The Terms and Conditions to which providers must attest in order to keep both the first and second round of Provider Relief payments require that for care for a presumptive or actual case of COVID-19, the Recipient must certify that the practice “will not seek to collect from the patient out-of-pocket expenses in an amount greater than what the patient would have otherwise been required to pay if the care had been provided by an in-network Recipient.”  Questions have been raised regarding the definition of a “presumptive” case of COVID-19, i.e., whether the ban on balance billing applies to all patients and/or all care. The source of the confusion stems from one of the Terms and Conditions, which make providers eligible for grant payments only if they provide or provided after January 31, 2020, diagnoses, testing or care for individuals with “possible” or actual cases of COVID-19 and HHS previous guidance that HHS broadly views every patient as a “possible” case of COVID-19.

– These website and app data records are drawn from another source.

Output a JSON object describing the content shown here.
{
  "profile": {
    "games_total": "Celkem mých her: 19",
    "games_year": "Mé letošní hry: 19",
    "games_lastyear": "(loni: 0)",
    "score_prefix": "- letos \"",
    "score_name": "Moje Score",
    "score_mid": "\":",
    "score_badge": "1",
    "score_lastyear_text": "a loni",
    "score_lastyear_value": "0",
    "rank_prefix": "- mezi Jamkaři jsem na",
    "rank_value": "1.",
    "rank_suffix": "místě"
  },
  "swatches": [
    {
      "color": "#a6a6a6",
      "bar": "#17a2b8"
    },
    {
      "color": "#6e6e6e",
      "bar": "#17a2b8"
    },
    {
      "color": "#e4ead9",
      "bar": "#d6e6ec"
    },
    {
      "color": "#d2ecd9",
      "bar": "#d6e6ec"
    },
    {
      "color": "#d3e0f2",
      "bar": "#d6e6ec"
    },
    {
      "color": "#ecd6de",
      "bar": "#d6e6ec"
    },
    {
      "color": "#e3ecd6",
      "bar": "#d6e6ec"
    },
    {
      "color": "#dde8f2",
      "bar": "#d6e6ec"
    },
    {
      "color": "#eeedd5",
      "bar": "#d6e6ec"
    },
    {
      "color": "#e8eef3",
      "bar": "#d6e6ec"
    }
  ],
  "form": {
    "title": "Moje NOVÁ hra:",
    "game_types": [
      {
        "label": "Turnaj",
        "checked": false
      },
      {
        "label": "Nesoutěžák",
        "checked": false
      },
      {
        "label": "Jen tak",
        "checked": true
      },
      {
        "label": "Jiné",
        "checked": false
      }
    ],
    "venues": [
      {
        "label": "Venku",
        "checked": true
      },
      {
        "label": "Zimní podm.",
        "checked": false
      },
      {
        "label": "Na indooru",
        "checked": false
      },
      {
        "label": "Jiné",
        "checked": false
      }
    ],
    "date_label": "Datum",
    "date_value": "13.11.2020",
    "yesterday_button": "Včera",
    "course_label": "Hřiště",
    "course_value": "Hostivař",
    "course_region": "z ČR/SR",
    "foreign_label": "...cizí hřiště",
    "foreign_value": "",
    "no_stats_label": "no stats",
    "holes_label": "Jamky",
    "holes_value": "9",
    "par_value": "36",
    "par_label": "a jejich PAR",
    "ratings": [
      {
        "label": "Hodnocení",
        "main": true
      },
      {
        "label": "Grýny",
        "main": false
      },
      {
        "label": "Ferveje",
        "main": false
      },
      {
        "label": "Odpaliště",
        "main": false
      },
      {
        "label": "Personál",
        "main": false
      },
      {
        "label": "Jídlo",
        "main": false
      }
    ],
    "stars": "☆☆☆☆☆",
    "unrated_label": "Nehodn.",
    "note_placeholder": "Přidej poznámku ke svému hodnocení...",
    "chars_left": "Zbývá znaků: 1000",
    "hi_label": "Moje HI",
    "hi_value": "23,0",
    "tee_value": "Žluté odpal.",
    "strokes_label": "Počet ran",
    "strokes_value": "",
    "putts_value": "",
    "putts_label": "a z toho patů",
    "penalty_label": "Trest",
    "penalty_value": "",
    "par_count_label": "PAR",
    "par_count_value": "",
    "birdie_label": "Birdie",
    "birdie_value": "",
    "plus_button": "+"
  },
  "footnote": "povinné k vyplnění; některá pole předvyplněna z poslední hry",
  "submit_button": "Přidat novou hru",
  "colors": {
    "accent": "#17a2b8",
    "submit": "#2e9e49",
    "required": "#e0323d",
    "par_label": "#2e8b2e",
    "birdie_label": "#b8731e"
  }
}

The key question, therefore, was whether “possible” cases and “presumptive” cases are the same. HHS has said “no,” and has made clear in this new guidance that the prohibition against balance billing reaches only to care for presumptive and actual COVID-19 cases, not to all patients or all care. The prohibition applies only to “case[s] where a patient’s medical record documentation supports a diagnosis of COVID-19, even if the patient does not have a positive in vitro diagnostic test result in his or her medical record.”

The FAQs also provide guidance on how providers will identify COVID-19 patients’ in-network rates to assure that they only bill a presumptive or actual COVID-19 patient for cost-sharing at the in-network rate. HHS explains that providers accepting the Provider Relief Fund payment should submit a claim to the patient’s health insurer for their services. Most health insurers have publicly stated their commitment to reimburse out-of-network providers that treat patients for COVID-19-related care at the insurer’s prevailing in-network rate, and thus will likely return an EOB to the provider.  If the health insurer is not willing to pay the in-network rate, then the out-of-network provider may seek to collect from the patient out-of-pocket expenses, including deductibles, copayments, or balance billing, in an amount that is no greater than what the patient would have otherwise been required to pay if the care had been provided by an in-network provider.

If you have any questions about this alert or any other Healthcare Law issue, please contact:

John D. Fanburg, Managing Member and Chair, Healthcare Law, at 973-403-3107 or jfanburg@bracheichler.com

Joseph M. Gorrell, Member, Healthcare Law, at 973-403-3112 or jgorrell@bracheichler.com

Carol Grelecki, Member, Healthcare Law, at 973-403-3140 or cgrelecki@bracheichler.com

Susan E. Frankel, Associate, Healthcare Law, at 973-364-5209 or sfrankel@bracheichler.com

Related Practices:   Healthcare Law